(WHAT IS BEING ASKED):
Copy each line below holding "header".
*** SUPPLIED INFORMATION ***
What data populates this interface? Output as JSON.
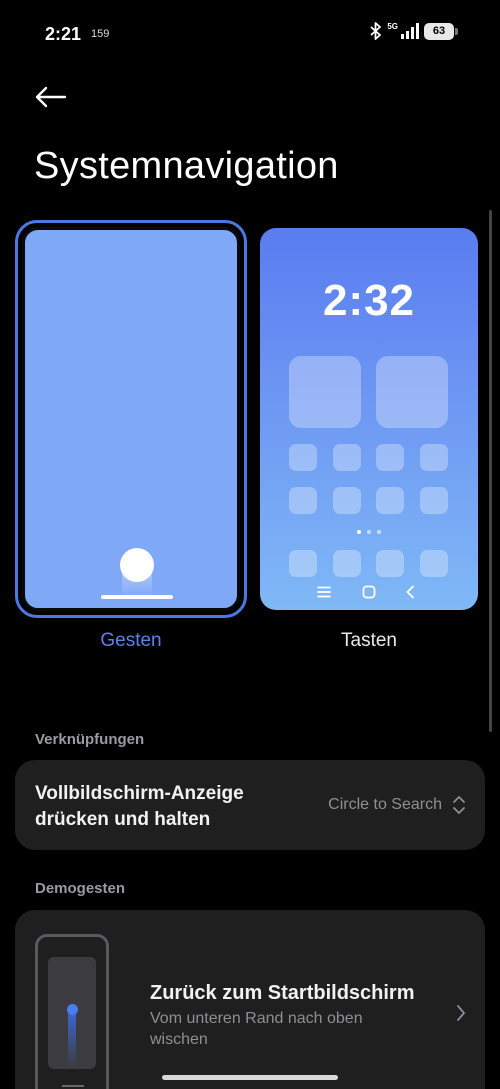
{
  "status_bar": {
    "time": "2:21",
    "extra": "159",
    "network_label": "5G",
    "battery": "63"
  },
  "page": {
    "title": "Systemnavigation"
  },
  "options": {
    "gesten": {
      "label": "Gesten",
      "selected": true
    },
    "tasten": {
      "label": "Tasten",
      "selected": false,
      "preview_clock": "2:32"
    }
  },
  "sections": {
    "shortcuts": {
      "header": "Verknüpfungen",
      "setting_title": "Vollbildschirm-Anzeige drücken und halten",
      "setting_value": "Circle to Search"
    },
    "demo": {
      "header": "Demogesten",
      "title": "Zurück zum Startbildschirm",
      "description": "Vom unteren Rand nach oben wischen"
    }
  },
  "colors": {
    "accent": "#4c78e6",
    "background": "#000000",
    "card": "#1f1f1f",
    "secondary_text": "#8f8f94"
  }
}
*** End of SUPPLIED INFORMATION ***
(ANSWER TO THIS PROBLEM):
      "header": "Verknüpfungen",
      "header": "Demogesten",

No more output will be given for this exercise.